Ms Ellen Cornish and Dr Don W Jordan
Our classroom experience has shown us that the many benefits of moving away from rote learning to an integrated learning classroom, is that skills, values and understandings can best be taught and assessed within meaningful ‘connected’ contexts. Based on our understanding of students’ needs, interests, prior knowledge and experience, we planned a set of broad understandings to help frame our unit of work. These understandings – though specific to the topic – incorporated some of the key concepts that students explore with increasing sophistication as they move through school. The following is an example of what our classroom planning and teaching towards enhancing understanding in an integrated classroom looks like, sounds like, and feels like, together with a suggested unit of work on the human body, feel good feel great.
Integrated learning advantages teachers and students by:
· Reflecting, more closely, the interdependence between all aspects of life in the real world
· Challenging learners to use and develop their thinking as they work to make connections and see the ‘big picture’
· Catering to the various learning styles and preferences held by students
· Managing an increasing crowded curriculum
· Meeting outcomes in context
· Making more ‘sense’ to the school day – as activities have stronger links with each other
· Providing students with a greater degree of control over learning
· Encouraging staff to plan and work in teams
· Structuring a meaningful context for the teaching and assessment of outcomes across key learning areas
· Enabling students to transfer knowledge, skills and values across content and experiences
· Skilling students to process and respond to experience in a range of ways
· Linking purposes with activities more explicitly
· Enriching understanding, enjoyment and reflection in teaching and learning.
The essence of this approach to planning is the relationship between those learning areas concerned with ‘the world around us’ (science, technology, health, and environmental and social education) and those areas through which we explore and come to understand that world (language, mathematics, art, drama, dance, music and aspects of technology. Kath Murdoch (2003, P.1)
Creating an Integrated Classroom

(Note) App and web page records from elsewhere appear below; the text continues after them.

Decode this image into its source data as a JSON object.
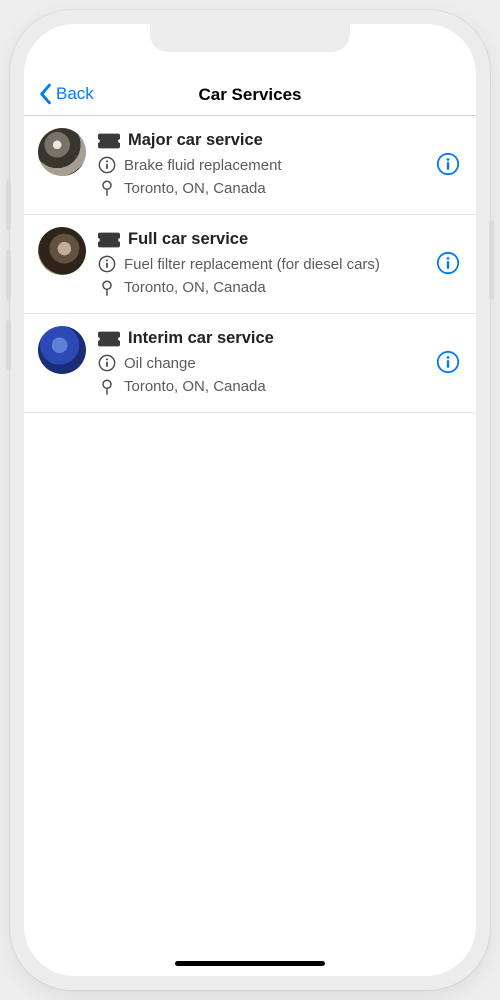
{
  "colors": {
    "accent": "#007aff"
  },
  "nav": {
    "back_label": "Back",
    "title": "Car Services"
  },
  "services": [
    {
      "title": "Major car service",
      "detail": "Brake fluid replacement",
      "location": "Toronto, ON, Canada"
    },
    {
      "title": "Full car service",
      "detail": "Fuel filter replacement (for diesel cars)",
      "location": "Toronto, ON, Canada"
    },
    {
      "title": "Interim car service",
      "detail": "Oil change",
      "location": "Toronto, ON, Canada"
    }
  ]
}
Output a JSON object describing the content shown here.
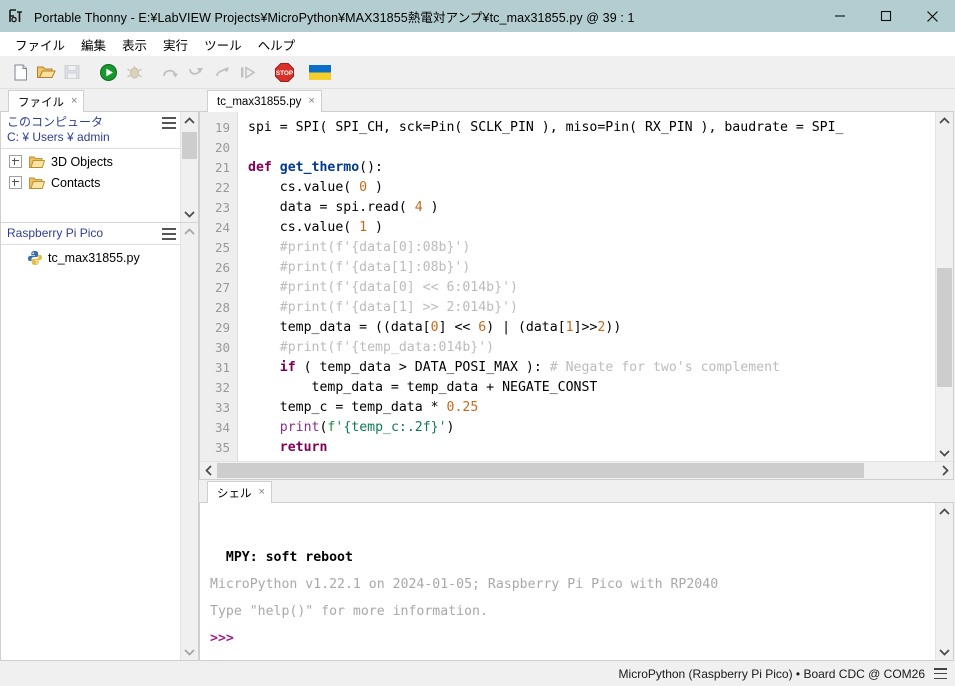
{
  "window": {
    "title": "Portable Thonny  -  E:¥LabVIEW Projects¥MicroPython¥MAX31855熱電対アンプ¥tc_max31855.py  @  39 : 1",
    "app_icon": "thonny-icon",
    "titlebar_color": "#b3cdd1",
    "minimize_label": "─",
    "maximize_label": "□",
    "close_label": "✕"
  },
  "menubar": {
    "items": [
      {
        "label": "ファイル",
        "name": "menu-file"
      },
      {
        "label": "編集",
        "name": "menu-edit"
      },
      {
        "label": "表示",
        "name": "menu-view"
      },
      {
        "label": "実行",
        "name": "menu-run"
      },
      {
        "label": "ツール",
        "name": "menu-tools"
      },
      {
        "label": "ヘルプ",
        "name": "menu-help"
      }
    ]
  },
  "toolbar": {
    "buttons": [
      {
        "name": "new-file-button",
        "icon": "new-file-icon",
        "enabled": true
      },
      {
        "name": "open-file-button",
        "icon": "open-folder-icon",
        "enabled": true
      },
      {
        "name": "save-file-button",
        "icon": "save-disk-icon",
        "enabled": false
      },
      {
        "name": "run-button",
        "icon": "run-play-icon",
        "enabled": true
      },
      {
        "name": "debug-button",
        "icon": "debug-bug-icon",
        "enabled": false
      },
      {
        "name": "step-over-button",
        "icon": "step-over-icon",
        "enabled": false
      },
      {
        "name": "step-into-button",
        "icon": "step-into-icon",
        "enabled": false
      },
      {
        "name": "step-out-button",
        "icon": "step-out-icon",
        "enabled": false
      },
      {
        "name": "resume-button",
        "icon": "resume-icon",
        "enabled": false
      },
      {
        "name": "stop-button",
        "icon": "stop-sign-icon",
        "enabled": true
      },
      {
        "name": "ukraine-flag-button",
        "icon": "ukraine-flag-icon",
        "enabled": true
      }
    ]
  },
  "sidebar": {
    "tab": {
      "label": "ファイル",
      "close": "×"
    },
    "computer_panel": {
      "title": "このコンピュータ",
      "path": "C: ¥ Users ¥ admin",
      "menu_icon": "hamburger-icon",
      "items": [
        {
          "label": "3D Objects",
          "icon": "folder-icon"
        },
        {
          "label": "Contacts",
          "icon": "folder-icon"
        }
      ]
    },
    "device_panel": {
      "title": "Raspberry Pi Pico",
      "menu_icon": "hamburger-icon",
      "items": [
        {
          "label": "tc_max31855.py",
          "icon": "python-file-icon"
        }
      ]
    }
  },
  "editor": {
    "tab": {
      "label": "tc_max31855.py",
      "close": "×"
    },
    "line_numbers": [
      19,
      20,
      21,
      22,
      23,
      24,
      25,
      26,
      27,
      28,
      29,
      30,
      31,
      32,
      33,
      34,
      35
    ],
    "lines": [
      {
        "n": 19,
        "tokens": [
          {
            "t": "spi = SPI( SPI_CH, sck=Pin( SCLK_PIN ), miso=Pin( RX_PIN ), baudrate = SPI_",
            "c": "plain"
          }
        ]
      },
      {
        "n": 20,
        "tokens": []
      },
      {
        "n": 21,
        "tokens": [
          {
            "t": "def ",
            "c": "kw"
          },
          {
            "t": "get_thermo",
            "c": "fn"
          },
          {
            "t": "():",
            "c": "plain"
          }
        ]
      },
      {
        "n": 22,
        "tokens": [
          {
            "t": "    cs.value( ",
            "c": "plain"
          },
          {
            "t": "0",
            "c": "num"
          },
          {
            "t": " )",
            "c": "plain"
          }
        ]
      },
      {
        "n": 23,
        "tokens": [
          {
            "t": "    data = spi.read( ",
            "c": "plain"
          },
          {
            "t": "4",
            "c": "num"
          },
          {
            "t": " )",
            "c": "plain"
          }
        ]
      },
      {
        "n": 24,
        "tokens": [
          {
            "t": "    cs.value( ",
            "c": "plain"
          },
          {
            "t": "1",
            "c": "num"
          },
          {
            "t": " )",
            "c": "plain"
          }
        ]
      },
      {
        "n": 25,
        "tokens": [
          {
            "t": "    #print(f'{data[0]:08b}')",
            "c": "cmt"
          }
        ]
      },
      {
        "n": 26,
        "tokens": [
          {
            "t": "    #print(f'{data[1]:08b}')",
            "c": "cmt"
          }
        ]
      },
      {
        "n": 27,
        "tokens": [
          {
            "t": "    #print(f'{data[0] << 6:014b}')",
            "c": "cmt"
          }
        ]
      },
      {
        "n": 28,
        "tokens": [
          {
            "t": "    #print(f'{data[1] >> 2:014b}')",
            "c": "cmt"
          }
        ]
      },
      {
        "n": 29,
        "tokens": [
          {
            "t": "    temp_data = ((data[",
            "c": "plain"
          },
          {
            "t": "0",
            "c": "num"
          },
          {
            "t": "] << ",
            "c": "plain"
          },
          {
            "t": "6",
            "c": "num"
          },
          {
            "t": ") | (data[",
            "c": "plain"
          },
          {
            "t": "1",
            "c": "num"
          },
          {
            "t": "]>>",
            "c": "plain"
          },
          {
            "t": "2",
            "c": "num"
          },
          {
            "t": "))",
            "c": "plain"
          }
        ]
      },
      {
        "n": 30,
        "tokens": [
          {
            "t": "    #print(f'{temp_data:014b}')",
            "c": "cmt"
          }
        ]
      },
      {
        "n": 31,
        "tokens": [
          {
            "t": "    ",
            "c": "plain"
          },
          {
            "t": "if",
            "c": "kw"
          },
          {
            "t": " ( temp_data > DATA_POSI_MAX ):",
            "c": "plain"
          },
          {
            "t": " # Negate for two's complement",
            "c": "cmt"
          }
        ]
      },
      {
        "n": 32,
        "tokens": [
          {
            "t": "        temp_data = temp_data + NEGATE_CONST",
            "c": "plain"
          }
        ]
      },
      {
        "n": 33,
        "tokens": [
          {
            "t": "    temp_c = temp_data * ",
            "c": "plain"
          },
          {
            "t": "0.25",
            "c": "num"
          }
        ]
      },
      {
        "n": 34,
        "tokens": [
          {
            "t": "    ",
            "c": "plain"
          },
          {
            "t": "print",
            "c": "bi"
          },
          {
            "t": "(",
            "c": "plain"
          },
          {
            "t": "f'",
            "c": "str"
          },
          {
            "t": "{temp_c:.2f}",
            "c": "strf"
          },
          {
            "t": "'",
            "c": "str"
          },
          {
            "t": ")",
            "c": "plain"
          }
        ]
      },
      {
        "n": 35,
        "tokens": [
          {
            "t": "    ",
            "c": "plain"
          },
          {
            "t": "return",
            "c": "kw"
          }
        ]
      }
    ]
  },
  "shell": {
    "tab": {
      "label": "シェル",
      "close": "×"
    },
    "lines": [
      {
        "text": "",
        "style": "sh-gray"
      },
      {
        "text": "  MPY: soft reboot",
        "style": "sh-bold"
      },
      {
        "text": "MicroPython v1.22.1 on 2024-01-05; Raspberry Pi Pico with RP2040",
        "style": "sh-gray"
      },
      {
        "text": "Type \"help()\" for more information.",
        "style": "sh-gray"
      },
      {
        "text": ">>>",
        "style": "sh-prompt"
      }
    ]
  },
  "statusbar": {
    "text": "MicroPython (Raspberry Pi Pico)  •  Board CDC @ COM26",
    "menu_icon": "hamburger-icon"
  },
  "scrollbars": {
    "editor_v": {
      "thumb_top_pct": 44,
      "thumb_height_pct": 38
    },
    "editor_h": {
      "thumb_left_pct": 0,
      "thumb_width_pct": 90
    },
    "computer_v": {
      "thumb_top_pct": 5,
      "thumb_height_pct": 38
    },
    "device_v": {
      "thumb_top_pct": 0,
      "thumb_height_pct": 0
    },
    "shell_v": {
      "thumb_top_pct": 0,
      "thumb_height_pct": 0
    }
  },
  "colors": {
    "titlebar": "#b3cdd1",
    "keyword": "#7f0055",
    "function": "#003a8c",
    "number": "#c46a1c",
    "comment": "#bbbbbb",
    "string": "#138f3b",
    "panel_title": "#2f3f8f",
    "prompt": "#9b1f87"
  }
}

Murdoch, K. (2003), Classroom Connections; Strategies for Classroom Learning. Australia: Publishing Solutions.
Overarching Goals: Goals which overshadow the whole topic.
Tuning In: Finding out what the students already know about the topic, as well as what they would like to find out in order to stimulate their interest and enthusiasm for the topic.
Brainstorm: group discussion and sharing of ideas.
Guiding Questions: questions related to the topic which promote thought as well as refining the investigation to be undertaken.
Graphic Organiser: Charts which help visually organise information (there are many examples, including Y charts, T charts, fish bones, placemats, concept maps, flow charts etc. on the internet)
Rubrics: Teacher or student generated charts based on the topic being studied to assist with self-assessment.
Formative Assessment: Teacher assessment, as well as student self-assessment which can be demonstrated through drama, oral presentations, written material, information technology, art and craft etc.
Summative Assessment: System and school based testing.
Culmination: The final part of the topic where students demonstrate their understandings using a variety of methods including drama, information technology, oral presentations, written material, art and craft etc.